point was made last Saturday night
when about twentv people went down
) from here and enjoyed tbe evening in
Ihe trip was made in two bob sleds
each having four horses for motive
power. The party left Lakeview at
four o'clock in tbe afternoon, reach
ing the Inn about eight in the evening.
Upon arrival the guests were seated
to a sumptuous dinner which had been
prepared under the able supervision of
Host J. N. Ford. Tbe dinner which
consisted of three courses was very
nicely gotten up and served in a most
credible manner. V. U. Snelling, tbe
affable mayor ot Fairport, was there
to assist in looking out tor the crowd,
in a manner in which only he knowns
how to do.
The new Inn is elegantly equipped
with all necessities and many luxuries
for the guests, and its capable manage
rs nt, UDon this occasion, showed that
guests are assured all the comforts of
life.
Mr. Chas.
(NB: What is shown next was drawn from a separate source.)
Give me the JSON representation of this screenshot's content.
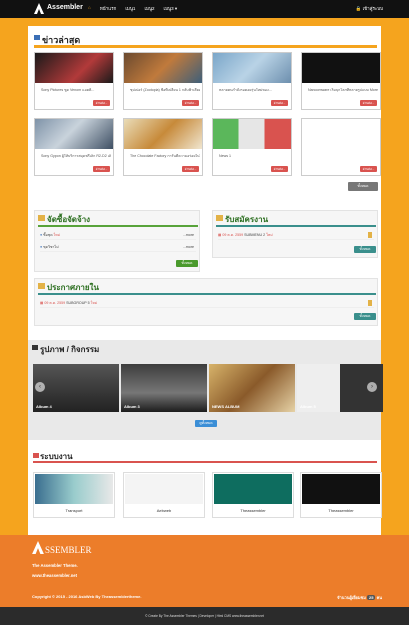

Gott of Lakeview and
Mrs. Bradley and Mrs. Parsor.s, ot
Fairport, who played tbe piano alter
nately, furnished the muBic for dancing.
Each of the visitors pronounced tbe
affair to be one of the most pleasant
incidents of their life and left with tbe
avowed declaration of repeating the
trip at the first opportunity.
Pen Did Not Look Good
Two rabbit drives were held Tues
day near tbe Hopkins ranch where tb
pen waa set Sunday at which over 1300
I more of the pests were destroyed.
Another drive will be held Sunday at
I the same place, the crowd meeting at
the Hopkins place at eleven o'clock.
The rabbit drive Sunday west of
town had all appearances at the. atnrt
of being the most auocessfuil of tbe
season until the animal were herded in
near the mouth of the peo when they
deliberately Htampedeo and hundred
of them succeeded in forcing their way
through the crowd, making their
encape. It is estimated that nearly
5U0O rabbits were euituundud but tbe
Snal count showed that less than 1000
bad been killed.